Returning to self-inflating tires, technical elements of the recent Coda versus Goodyear litigation involved principles of peristaltic pumping. Peristaltic pumps are ubiquitous in the world of animate and inanimate objects. The human heart serves as a pump using peristaltic contractions to circulate blood. Squeezing the last bit of toothpaste from a tube starting at the end and working forward with your fingers is a peristaltic action. Similarly, the Coda concept integrates a tube in the sidewall region. The tube chamber, a peristaltic pump open to atmospheric air, is kept closed at ground contact. During tire rotation, the air in the chamber is pushed along the curved tube while compressing and pumping more air into the tire with each wheel revolution to help maintain the designated pressure. Although prior art tire patents covering peristaltic devices first appeared over 100 years ago, none have been successfully commercialized. However, Coda did receive the Tire Technology of the Year Award for Innovation and Excellence in 2009 in Hamburg, Germany. Coincidentally, three years later, Goodyear introduced a very similar Air Maintenance Technology (AMT) for truck tires at the IAA Commercial Vehicle Show, held in Hannover, Germany; Goodyear then abandoned AMT development without achieving commercial success.

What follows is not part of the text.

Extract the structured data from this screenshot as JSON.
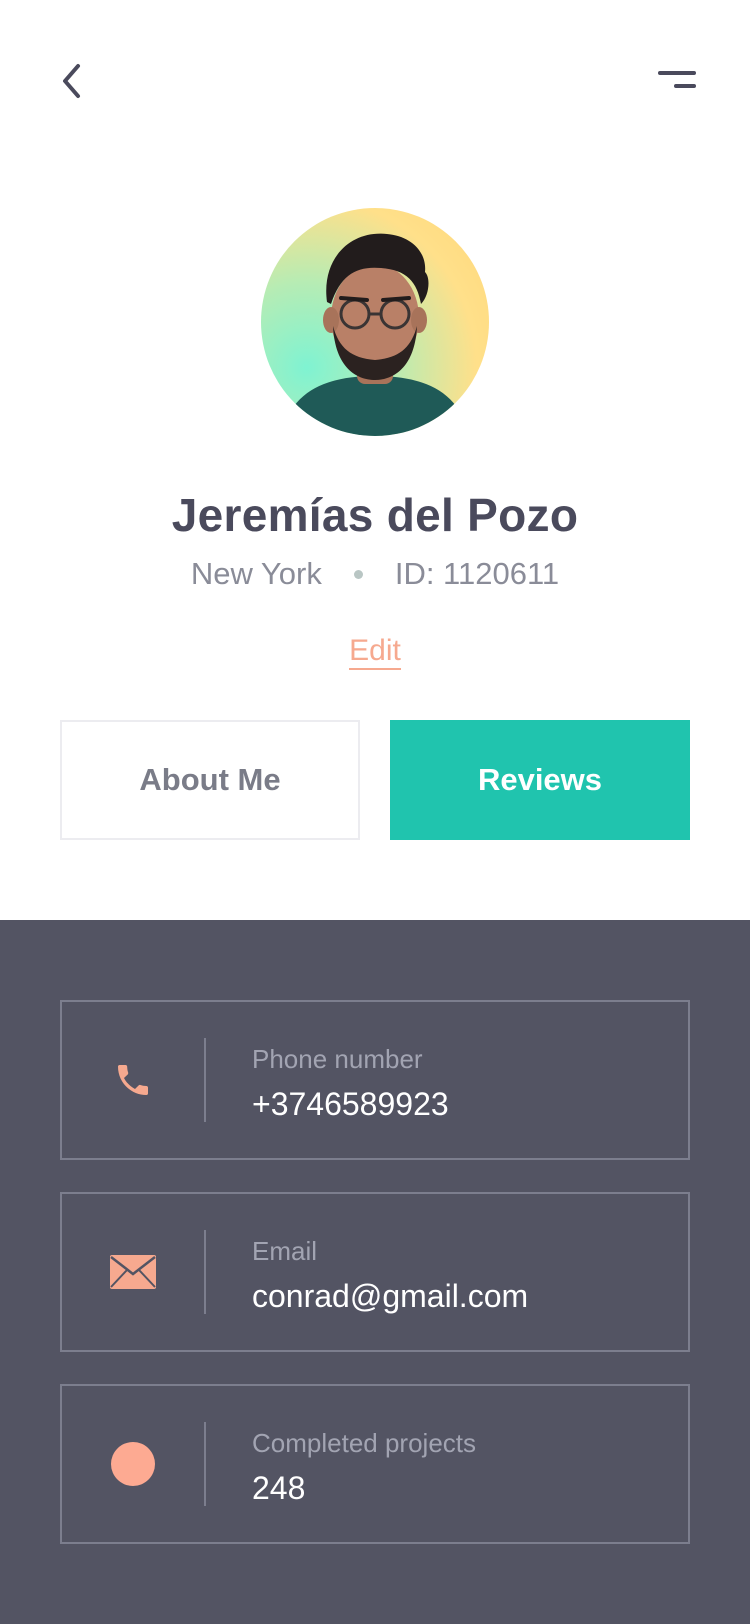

Technologies and global regulations addressing tire pressure maintenance received heightened attention as a result of the Ford-Firestone rollover fiasco of 1992-2000. Highway accident investigators determined that many Ford Explorer rollovers occurred on severely underinflated tires. Coda’s development is a recent advance in long-standing efforts to control tire inflation pressure. However, widespread commercial adoption of any energy harvesting method, including peristaltic action, to maintain tire pressure has yet to be achieved. Will material scientists ever be able to develop an impermeable tire innerliner?

Share this story:

About Author


Joe presently enjoys teaching vehicle dynamics and subjects related to tire materials and mechanics at The University of Akron. He previously served as vice president of the Bridgestone Americas Research Center in Akron and president of the Bridgestone European Technical Center in Rome. Joe obtained graduate and undergraduate degrees in engineering from Virginia Tech a long time ago.

Comments are closed.